program elliot8 implicit none integer, parameter :: dp = kind(1.0d0) real(kind=dp):: U0,E0,PIE, c, e0_calc PIE = 4.0_dp* atan(1.0_dp) U0=(1E7_dp)*4.0_dp * PIE E0= 8.854187E12_dp c = 2.99792458E8_dp e0_calc = 1.0_dp/ (U0 * c**2.0_dp) write (*,'(f35.25)') c, U0, PIE,E0, e0_calc write (*,*) "12345678.0000000000012345678911234" write (*,*) "12345678.1234567891123456789212345" end program elliot8 !end source begin output 299792458.0000000000000000000000000 0.0000012566370614359172885 3.1415926535897931160000000 0.0000000000088541870000000 0.0000000000088541878176204 12345678.0000000000012345678911234 12345678.1234567891123456789212345 I think this version gives as much width on epsilon nought as double precision can do. I can't believe I got stung with a singleprecision pi. It may have been an overreaction, but I went through and appended _dp to every constant. It isn't my idea of pretty, but wouldn't making everything dp be the best way to avoid having something implicitly single precision? In particular, it looks odd as an exponent.  Wade Ward
On Jun 4, 9:34 pm, nos@see.signature (Richard Maine) wrote:
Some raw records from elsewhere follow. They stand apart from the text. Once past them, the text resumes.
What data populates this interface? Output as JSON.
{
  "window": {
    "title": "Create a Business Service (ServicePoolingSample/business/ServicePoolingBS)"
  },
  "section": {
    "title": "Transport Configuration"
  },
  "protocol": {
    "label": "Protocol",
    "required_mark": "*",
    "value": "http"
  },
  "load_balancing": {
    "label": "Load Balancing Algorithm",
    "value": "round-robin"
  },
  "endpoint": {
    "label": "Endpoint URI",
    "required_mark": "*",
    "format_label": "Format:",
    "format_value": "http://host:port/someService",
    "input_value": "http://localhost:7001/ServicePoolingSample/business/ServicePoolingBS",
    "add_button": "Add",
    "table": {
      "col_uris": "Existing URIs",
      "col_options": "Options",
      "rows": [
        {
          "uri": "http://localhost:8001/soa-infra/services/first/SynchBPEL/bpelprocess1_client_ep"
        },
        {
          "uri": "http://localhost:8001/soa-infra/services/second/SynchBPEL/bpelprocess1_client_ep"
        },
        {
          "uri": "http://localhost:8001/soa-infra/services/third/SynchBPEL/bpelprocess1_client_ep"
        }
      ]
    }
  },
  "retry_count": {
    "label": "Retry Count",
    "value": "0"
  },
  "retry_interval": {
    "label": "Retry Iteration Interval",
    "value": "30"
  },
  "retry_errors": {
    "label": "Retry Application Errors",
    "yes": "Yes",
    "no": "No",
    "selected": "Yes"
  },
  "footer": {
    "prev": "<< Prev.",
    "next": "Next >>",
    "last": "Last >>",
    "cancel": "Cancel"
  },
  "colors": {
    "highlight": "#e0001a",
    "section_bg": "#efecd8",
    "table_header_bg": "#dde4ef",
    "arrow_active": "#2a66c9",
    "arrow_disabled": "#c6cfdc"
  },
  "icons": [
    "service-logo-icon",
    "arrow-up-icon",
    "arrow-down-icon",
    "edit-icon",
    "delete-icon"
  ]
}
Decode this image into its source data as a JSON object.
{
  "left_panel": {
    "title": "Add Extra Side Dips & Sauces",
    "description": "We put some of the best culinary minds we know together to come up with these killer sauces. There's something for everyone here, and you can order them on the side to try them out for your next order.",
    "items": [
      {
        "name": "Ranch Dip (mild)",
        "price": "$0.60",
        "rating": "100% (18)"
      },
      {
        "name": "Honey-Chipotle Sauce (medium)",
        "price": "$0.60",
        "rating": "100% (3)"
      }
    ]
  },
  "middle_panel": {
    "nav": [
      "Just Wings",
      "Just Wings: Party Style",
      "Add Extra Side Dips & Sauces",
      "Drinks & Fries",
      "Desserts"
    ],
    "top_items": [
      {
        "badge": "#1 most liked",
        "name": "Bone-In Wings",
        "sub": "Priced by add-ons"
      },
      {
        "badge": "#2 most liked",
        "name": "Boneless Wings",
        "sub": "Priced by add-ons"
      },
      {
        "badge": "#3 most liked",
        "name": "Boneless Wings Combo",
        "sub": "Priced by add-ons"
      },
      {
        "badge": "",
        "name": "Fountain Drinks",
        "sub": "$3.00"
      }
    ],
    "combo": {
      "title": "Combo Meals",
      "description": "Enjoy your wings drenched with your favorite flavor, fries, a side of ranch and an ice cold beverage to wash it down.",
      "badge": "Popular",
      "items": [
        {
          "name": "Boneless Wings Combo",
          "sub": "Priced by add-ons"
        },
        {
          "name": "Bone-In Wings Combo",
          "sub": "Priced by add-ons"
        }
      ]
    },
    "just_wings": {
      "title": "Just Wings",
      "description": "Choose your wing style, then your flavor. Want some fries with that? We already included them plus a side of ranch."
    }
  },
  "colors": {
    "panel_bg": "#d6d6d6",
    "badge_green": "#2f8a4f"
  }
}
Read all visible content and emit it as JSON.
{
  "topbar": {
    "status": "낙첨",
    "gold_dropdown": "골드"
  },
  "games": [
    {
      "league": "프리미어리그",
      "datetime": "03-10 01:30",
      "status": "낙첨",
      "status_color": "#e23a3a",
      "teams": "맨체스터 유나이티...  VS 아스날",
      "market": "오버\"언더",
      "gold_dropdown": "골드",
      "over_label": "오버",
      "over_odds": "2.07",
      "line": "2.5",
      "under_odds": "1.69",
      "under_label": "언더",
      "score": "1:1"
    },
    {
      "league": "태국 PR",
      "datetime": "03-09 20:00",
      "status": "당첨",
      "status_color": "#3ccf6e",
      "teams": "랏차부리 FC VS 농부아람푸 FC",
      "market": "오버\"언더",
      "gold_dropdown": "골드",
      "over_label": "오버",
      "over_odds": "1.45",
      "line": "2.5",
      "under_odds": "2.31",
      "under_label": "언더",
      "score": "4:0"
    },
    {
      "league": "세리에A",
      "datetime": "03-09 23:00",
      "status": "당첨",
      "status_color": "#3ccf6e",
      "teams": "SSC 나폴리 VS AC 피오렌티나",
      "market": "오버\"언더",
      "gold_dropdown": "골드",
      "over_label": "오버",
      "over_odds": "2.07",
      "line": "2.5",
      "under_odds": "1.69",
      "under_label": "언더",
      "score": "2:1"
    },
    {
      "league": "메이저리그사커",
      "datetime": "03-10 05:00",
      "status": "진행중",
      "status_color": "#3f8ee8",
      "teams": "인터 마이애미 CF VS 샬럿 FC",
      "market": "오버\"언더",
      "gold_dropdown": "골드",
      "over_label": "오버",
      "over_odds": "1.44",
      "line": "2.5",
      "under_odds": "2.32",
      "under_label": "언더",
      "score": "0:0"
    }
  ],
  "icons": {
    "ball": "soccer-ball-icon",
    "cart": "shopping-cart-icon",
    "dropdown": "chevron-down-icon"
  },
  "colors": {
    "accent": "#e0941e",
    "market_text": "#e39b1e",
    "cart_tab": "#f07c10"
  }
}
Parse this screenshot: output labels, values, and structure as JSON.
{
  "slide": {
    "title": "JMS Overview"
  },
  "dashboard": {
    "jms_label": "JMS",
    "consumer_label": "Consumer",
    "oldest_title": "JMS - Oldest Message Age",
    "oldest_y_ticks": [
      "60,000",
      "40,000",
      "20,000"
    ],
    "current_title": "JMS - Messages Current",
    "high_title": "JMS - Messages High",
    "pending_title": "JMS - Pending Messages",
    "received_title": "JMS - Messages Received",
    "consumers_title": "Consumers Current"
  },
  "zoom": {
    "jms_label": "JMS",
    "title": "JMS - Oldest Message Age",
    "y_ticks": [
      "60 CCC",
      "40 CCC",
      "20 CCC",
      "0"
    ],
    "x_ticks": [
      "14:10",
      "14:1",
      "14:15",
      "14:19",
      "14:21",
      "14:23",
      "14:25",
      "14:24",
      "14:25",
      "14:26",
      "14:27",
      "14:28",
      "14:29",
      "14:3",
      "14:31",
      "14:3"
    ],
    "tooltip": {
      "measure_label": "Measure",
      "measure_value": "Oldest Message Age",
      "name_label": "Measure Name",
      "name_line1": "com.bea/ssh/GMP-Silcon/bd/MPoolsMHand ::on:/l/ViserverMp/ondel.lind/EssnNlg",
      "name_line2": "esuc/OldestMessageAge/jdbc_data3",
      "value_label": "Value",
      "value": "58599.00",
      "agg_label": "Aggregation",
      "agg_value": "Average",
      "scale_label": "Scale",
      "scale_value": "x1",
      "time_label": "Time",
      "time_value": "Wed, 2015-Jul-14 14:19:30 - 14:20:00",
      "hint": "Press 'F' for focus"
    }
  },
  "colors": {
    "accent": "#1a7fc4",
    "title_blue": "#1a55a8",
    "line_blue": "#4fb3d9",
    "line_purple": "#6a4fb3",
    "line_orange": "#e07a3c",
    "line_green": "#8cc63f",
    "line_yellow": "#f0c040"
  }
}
> Wade Ward <zaxf @gmail.com> wrote: > > On May 23, 2:09 am, Jan Vorbrggen <jvorbrueg @notmediasec.de> > > wrote: > > > > it gives the speed of light off by 9 m/s, which is > > > > faster than Ben Johnson. > > > Ben Johnson et al. are definitely faster than 9 m/s  they do the 100 m in > > > less than ten seconds! > > I realized that right after I posted. I named the only people on the > > planet who _can_ exceed 9 m/s without machines or free fall or > > catastrophic consequences. > Well, it all depends on your frame of reference. Since the speed of > light was mentioned, seems like relativity ought to be important. I > figure I'm doing something on the order of 300 m/s sitting here at my > desk rotating around the center of the earth. Or quite a bit more around > the Sun or the center of the galaxy. It's enough to make me giddy, or is > that just from my age? :)
If we can get creative with frame of reference on running the 100 meter dash, you could go the Xeno route and simply stay stationary for the duration of the race. Then define your origin on the sternum of the fella who crossed the finish line first. You will have gone as far and as fast as anyone, and the athletes who ran aren't likely to have a background in special relativity to make the same arguments. You wouldn't have to worry about a false start. It might work. Then again, it might not.  Wade Ward